((
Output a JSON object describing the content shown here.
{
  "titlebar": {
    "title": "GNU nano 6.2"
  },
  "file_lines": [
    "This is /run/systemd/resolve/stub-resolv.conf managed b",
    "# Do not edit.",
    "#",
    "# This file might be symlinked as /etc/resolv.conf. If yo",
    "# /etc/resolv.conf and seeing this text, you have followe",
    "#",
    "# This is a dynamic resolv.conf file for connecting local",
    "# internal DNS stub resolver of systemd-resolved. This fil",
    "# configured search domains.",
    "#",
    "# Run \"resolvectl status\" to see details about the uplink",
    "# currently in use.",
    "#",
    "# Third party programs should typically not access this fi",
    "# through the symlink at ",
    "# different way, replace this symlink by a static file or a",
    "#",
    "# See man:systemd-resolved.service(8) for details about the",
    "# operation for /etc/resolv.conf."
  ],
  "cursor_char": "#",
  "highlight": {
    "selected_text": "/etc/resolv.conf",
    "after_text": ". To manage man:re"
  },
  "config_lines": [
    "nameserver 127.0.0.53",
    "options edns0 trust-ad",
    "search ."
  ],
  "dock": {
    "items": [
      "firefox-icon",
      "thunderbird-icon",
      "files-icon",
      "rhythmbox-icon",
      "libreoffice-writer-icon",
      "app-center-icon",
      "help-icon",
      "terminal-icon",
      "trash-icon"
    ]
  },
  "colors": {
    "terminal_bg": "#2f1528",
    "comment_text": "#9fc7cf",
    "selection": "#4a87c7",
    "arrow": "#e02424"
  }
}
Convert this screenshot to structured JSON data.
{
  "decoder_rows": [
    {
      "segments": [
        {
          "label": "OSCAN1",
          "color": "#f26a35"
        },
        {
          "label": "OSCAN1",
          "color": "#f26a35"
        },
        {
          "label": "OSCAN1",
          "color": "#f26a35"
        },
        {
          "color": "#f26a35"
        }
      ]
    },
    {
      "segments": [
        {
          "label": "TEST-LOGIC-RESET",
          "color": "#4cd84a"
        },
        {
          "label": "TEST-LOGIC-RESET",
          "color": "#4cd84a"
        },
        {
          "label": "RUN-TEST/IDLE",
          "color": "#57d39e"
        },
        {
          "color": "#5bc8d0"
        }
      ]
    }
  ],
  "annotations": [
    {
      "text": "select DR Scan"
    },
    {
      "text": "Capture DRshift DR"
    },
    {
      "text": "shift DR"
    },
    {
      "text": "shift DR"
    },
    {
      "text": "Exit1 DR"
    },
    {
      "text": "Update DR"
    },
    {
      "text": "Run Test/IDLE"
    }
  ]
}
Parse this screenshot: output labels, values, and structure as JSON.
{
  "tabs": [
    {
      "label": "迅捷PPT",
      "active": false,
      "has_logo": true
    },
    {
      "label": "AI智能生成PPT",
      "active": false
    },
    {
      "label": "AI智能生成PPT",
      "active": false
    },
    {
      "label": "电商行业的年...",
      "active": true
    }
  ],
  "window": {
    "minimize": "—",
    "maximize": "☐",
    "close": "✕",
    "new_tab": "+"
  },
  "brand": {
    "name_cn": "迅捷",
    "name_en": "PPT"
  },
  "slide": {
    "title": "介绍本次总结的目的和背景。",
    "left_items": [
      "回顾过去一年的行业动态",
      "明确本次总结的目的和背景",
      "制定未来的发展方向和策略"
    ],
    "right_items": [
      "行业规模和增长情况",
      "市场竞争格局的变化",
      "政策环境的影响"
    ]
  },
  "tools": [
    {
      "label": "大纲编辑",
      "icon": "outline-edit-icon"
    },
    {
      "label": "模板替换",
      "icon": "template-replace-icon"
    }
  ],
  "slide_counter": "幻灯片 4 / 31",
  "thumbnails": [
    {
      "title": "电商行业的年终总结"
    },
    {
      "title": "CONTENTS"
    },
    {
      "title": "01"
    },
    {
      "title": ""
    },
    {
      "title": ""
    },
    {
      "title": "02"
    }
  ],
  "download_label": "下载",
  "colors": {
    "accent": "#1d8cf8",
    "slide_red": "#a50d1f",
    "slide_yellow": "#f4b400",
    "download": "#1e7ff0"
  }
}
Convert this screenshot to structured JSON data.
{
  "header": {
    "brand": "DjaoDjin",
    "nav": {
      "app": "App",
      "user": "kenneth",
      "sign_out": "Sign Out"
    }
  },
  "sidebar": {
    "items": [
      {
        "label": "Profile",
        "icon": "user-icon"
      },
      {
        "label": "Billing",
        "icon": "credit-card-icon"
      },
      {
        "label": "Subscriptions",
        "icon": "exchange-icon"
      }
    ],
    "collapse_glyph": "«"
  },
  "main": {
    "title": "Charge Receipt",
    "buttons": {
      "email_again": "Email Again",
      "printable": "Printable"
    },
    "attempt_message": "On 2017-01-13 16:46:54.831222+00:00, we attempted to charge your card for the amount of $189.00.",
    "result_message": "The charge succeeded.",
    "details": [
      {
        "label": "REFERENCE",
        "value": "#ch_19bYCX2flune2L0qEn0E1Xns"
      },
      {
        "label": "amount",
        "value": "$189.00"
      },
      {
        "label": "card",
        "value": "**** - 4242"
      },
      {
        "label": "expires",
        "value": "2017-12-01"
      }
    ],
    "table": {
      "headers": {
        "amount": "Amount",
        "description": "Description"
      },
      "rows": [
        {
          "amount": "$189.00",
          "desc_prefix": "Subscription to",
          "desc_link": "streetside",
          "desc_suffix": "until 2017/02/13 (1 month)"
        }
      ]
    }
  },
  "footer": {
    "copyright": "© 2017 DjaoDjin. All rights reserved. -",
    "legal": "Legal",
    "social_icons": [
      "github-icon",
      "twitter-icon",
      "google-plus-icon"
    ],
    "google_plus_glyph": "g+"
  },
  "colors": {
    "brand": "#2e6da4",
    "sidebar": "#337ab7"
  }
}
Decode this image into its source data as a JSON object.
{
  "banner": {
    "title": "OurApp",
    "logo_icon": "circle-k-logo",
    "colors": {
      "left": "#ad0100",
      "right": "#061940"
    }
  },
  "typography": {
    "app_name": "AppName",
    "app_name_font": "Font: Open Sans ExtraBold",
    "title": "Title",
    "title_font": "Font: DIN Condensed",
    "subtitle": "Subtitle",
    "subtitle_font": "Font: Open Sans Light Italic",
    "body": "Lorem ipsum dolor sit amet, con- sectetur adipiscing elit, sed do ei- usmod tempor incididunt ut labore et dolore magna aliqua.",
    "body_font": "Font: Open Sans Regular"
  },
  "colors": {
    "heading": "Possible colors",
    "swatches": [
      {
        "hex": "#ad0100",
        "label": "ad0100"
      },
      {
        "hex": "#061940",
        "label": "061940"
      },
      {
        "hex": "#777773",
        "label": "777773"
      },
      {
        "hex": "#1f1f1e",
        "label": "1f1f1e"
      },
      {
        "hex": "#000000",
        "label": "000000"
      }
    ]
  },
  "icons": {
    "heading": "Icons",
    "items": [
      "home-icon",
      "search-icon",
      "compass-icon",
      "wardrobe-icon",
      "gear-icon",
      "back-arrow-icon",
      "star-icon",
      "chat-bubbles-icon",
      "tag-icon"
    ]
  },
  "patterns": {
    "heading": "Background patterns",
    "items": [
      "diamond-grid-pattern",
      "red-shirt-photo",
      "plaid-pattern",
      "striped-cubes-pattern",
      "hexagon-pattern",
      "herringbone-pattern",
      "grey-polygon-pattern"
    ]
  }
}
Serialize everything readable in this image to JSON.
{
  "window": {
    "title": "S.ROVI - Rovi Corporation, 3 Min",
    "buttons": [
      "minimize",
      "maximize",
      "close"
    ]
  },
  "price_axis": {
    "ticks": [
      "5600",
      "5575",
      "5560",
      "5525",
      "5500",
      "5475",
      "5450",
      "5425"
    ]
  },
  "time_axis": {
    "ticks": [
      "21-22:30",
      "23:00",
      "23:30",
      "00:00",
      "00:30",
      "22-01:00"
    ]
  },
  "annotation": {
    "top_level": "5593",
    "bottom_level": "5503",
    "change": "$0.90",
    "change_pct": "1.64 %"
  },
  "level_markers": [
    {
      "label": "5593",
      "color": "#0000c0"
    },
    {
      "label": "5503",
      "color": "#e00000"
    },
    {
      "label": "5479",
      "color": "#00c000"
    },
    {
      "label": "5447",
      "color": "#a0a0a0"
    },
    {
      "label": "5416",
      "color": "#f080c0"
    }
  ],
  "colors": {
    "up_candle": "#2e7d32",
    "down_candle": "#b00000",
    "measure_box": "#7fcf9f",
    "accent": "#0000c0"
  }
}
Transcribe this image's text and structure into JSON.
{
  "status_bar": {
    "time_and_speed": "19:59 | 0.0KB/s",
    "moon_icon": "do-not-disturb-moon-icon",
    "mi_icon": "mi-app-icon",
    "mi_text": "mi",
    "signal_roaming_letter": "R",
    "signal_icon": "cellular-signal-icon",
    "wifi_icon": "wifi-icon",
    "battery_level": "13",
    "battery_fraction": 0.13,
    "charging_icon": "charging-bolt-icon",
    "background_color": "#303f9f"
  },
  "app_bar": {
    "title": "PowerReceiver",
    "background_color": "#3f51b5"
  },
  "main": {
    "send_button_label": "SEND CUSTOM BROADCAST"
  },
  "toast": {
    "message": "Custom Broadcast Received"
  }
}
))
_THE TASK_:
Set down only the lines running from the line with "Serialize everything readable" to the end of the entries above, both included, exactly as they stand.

_RESULT FOR THIS EXERCISE_:
Serialize everything readable in this image to JSON.
{
  "window": {
    "title": "S.ROVI - Rovi Corporation, 3 Min",
    "buttons": [
      "minimize",
      "maximize",
      "close"
    ]
  },
  "price_axis": {
    "ticks": [
      "5600",
      "5575",
      "5560",
      "5525",
      "5500",
      "5475",
      "5450",
      "5425"
    ]
  },
  "time_axis": {
    "ticks": [
      "21-22:30",
      "23:00",
      "23:30",
      "00:00",
      "00:30",
      "22-01:00"
    ]
  },
  "annotation": {
    "top_level": "5593",
    "bottom_level": "5503",
    "change": "$0.90",
    "change_pct": "1.64 %"
  },
  "level_markers": [
    {
      "label": "5593",
      "color": "#0000c0"
    },
    {
      "label": "5503",
      "color": "#e00000"
    },
    {
      "label": "5479",
      "color": "#00c000"
    },
    {
      "label": "5447",
      "color": "#a0a0a0"
    },
    {
      "label": "5416",
      "color": "#f080c0"
    }
  ],
  "colors": {
    "up_candle": "#2e7d32",
    "down_candle": "#b00000",
    "measure_box": "#7fcf9f",
    "accent": "#0000c0"
  }
}
Transcribe this image's text and structure into JSON.
{
  "status_bar": {
    "time_and_speed": "19:59 | 0.0KB/s",
    "moon_icon": "do-not-disturb-moon-icon",
    "mi_icon": "mi-app-icon",
    "mi_text": "mi",
    "signal_roaming_letter": "R",
    "signal_icon": "cellular-signal-icon",
    "wifi_icon": "wifi-icon",
    "battery_level": "13",
    "battery_fraction": 0.13,
    "charging_icon": "charging-bolt-icon",
    "background_color": "#303f9f"
  },
  "app_bar": {
    "title": "PowerReceiver",
    "background_color": "#3f51b5"
  },
  "main": {
    "send_button_label": "SEND CUSTOM BROADCAST"
  },
  "toast": {
    "message": "Custom Broadcast Received"
  }
}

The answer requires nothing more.